Wednesday’s announcement came just five days before Sacramento City Councilman Allen Warren is scheduled to convene a community meeting to discuss ways to upgrade Grant Union High School facilities. That meeting will include Superintendent Steven Martinez and other Twin Rivers officials.
Warren has met with Martinez about the problem, said his spokesman Daniel Savala. He said the community meeting will “continue to apply the pressure.”
Twin Rivers officials saw an opportunity Wednesday for the district to improve its public image. “This is a commitment to our community and about building public trust,” Martinez said. “This is so much more than just heating and cooling.”
The district will spend $3.4 million to install new HVAC units at Harmon Johnson and $4.2 million to finish upgrades at Grant.
While workers will complete most installations by August, HVAC improvements on Grant’s shop buildings, museum and theater will occur sometime in the next two years, said Kim Barnett, acting director of general services.
The district already has started to solicit bids on the project. “Non-intrusive” work is expected to start May 5 while students are still in class.

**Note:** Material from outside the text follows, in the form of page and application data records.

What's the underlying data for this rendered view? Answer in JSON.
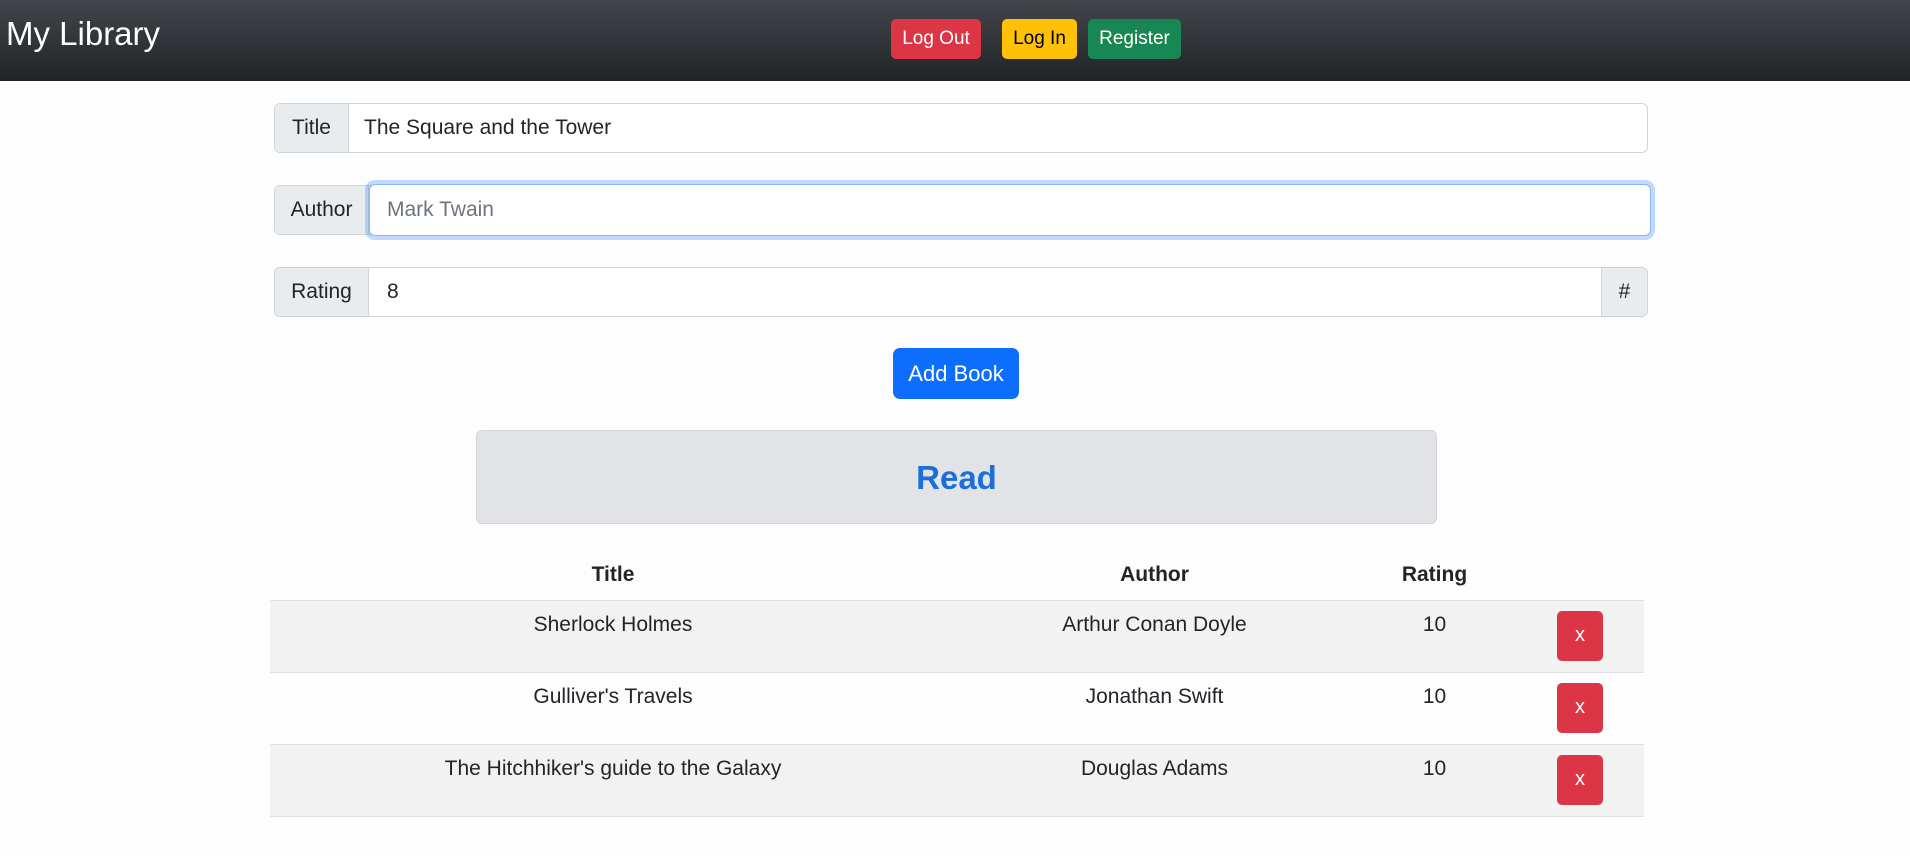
{
  "app": {
    "brand": "My Library"
  },
  "nav": {
    "logout_label": "Log Out",
    "login_label": "Log In",
    "register_label": "Register"
  },
  "form": {
    "title_label": "Title",
    "title_value": "The Square and the Tower",
    "author_label": "Author",
    "author_placeholder": "Mark Twain",
    "author_value": "",
    "rating_label": "Rating",
    "rating_value": "8",
    "rating_addon": "#",
    "add_button_label": "Add Book"
  },
  "read": {
    "heading": "Read",
    "columns": {
      "title": "Title",
      "author": "Author",
      "rating": "Rating"
    },
    "rows": [
      {
        "title": "Sherlock Holmes",
        "author": "Arthur Conan Doyle",
        "rating": "10",
        "delete_label": "x"
      },
      {
        "title": "Gulliver's Travels",
        "author": "Jonathan Swift",
        "rating": "10",
        "delete_label": "x"
      },
      {
        "title": "The Hitchhiker's guide to the Galaxy",
        "author": "Douglas Adams",
        "rating": "10",
        "delete_label": "x"
      }
    ]
  },
  "colors": {
    "navbar": "#212427",
    "danger": "#dc3545",
    "warning": "#ffc107",
    "success": "#198754",
    "primary": "#0d6efd",
    "read_heading": "#1c6ed9"
  }
}
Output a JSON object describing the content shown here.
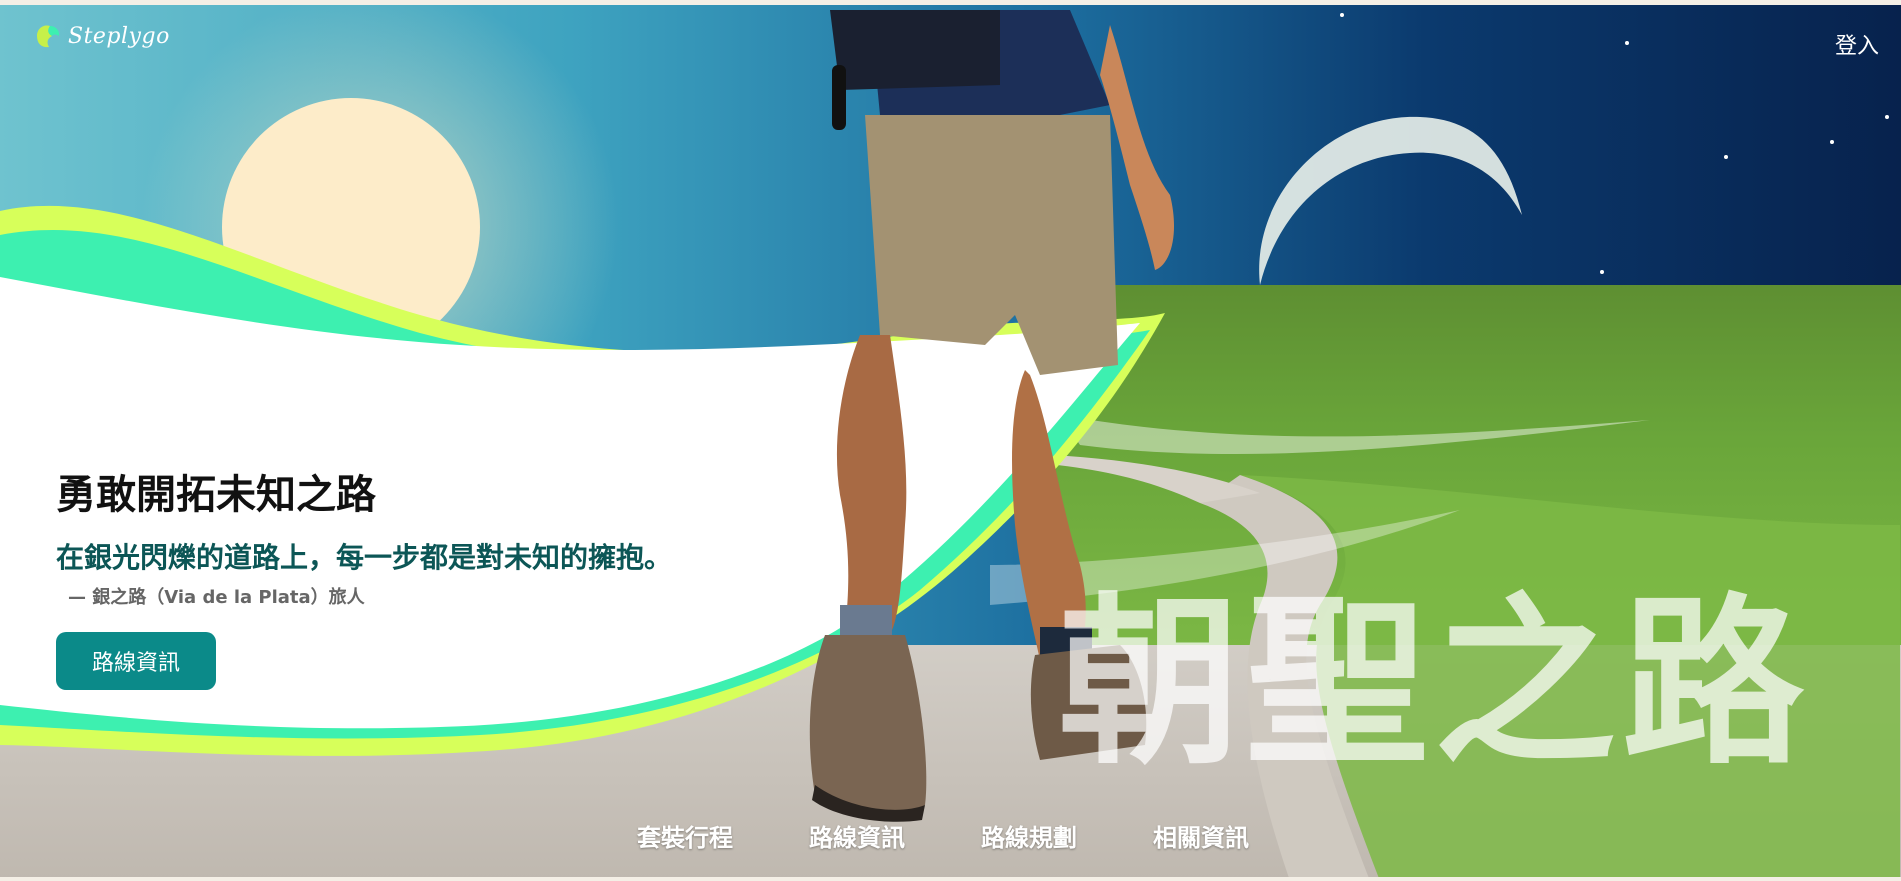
{
  "brand": {
    "name": "Steplygo",
    "accent": "#0b8a89",
    "logo_color": "#c6f04a"
  },
  "header": {
    "login_label": "登入"
  },
  "hero": {
    "headline": "勇敢開拓未知之路",
    "subline": "在銀光閃爍的道路上，每一步都是對未知的擁抱。",
    "attribution": "— 銀之路（Via de la Plata）旅人",
    "cta_label": "路線資訊",
    "big_title": "朝聖之路"
  },
  "nav": {
    "items": [
      {
        "label": "套裝行程"
      },
      {
        "label": "路線資訊"
      },
      {
        "label": "路線規劃"
      },
      {
        "label": "相關資訊"
      }
    ]
  }
}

The work will start in earnest during summer break, which runs June 13 to Aug. 11.
Deferred maintenance funds will be used to complete the project, said William McGuire, deputy superintendent of administrative services. He said Twin Rivers Unified already has spent $2.4 million to pay for the units.
The district plans to take on other maintenance projects across the district this summer. Barnett and a contractor have been visiting campuses and putting together a master list of projects that need to be tackled. The district has identified $25 million that can be used to make the improvements.
Every school in the district will get something on its “wish list” this summer, Barnett said. “We’re working hard not to leave anyone out.”
Student body President Mai Xiong called the district’s plan a “stepping stone to improving Grant.” The senior said the school has experienced problems with heating and air conditioning since she started attending the school four years ago. She’s happy her two younger sisters will have more comfortable conditions.
“I’m happy and excited to see this happening,” she said.
Not everyone was impressed. Parent and Del Paso Heights Community Association member Greg Jefferson equated the district’s announcement with a man who “applauds himself for finally paying child support.”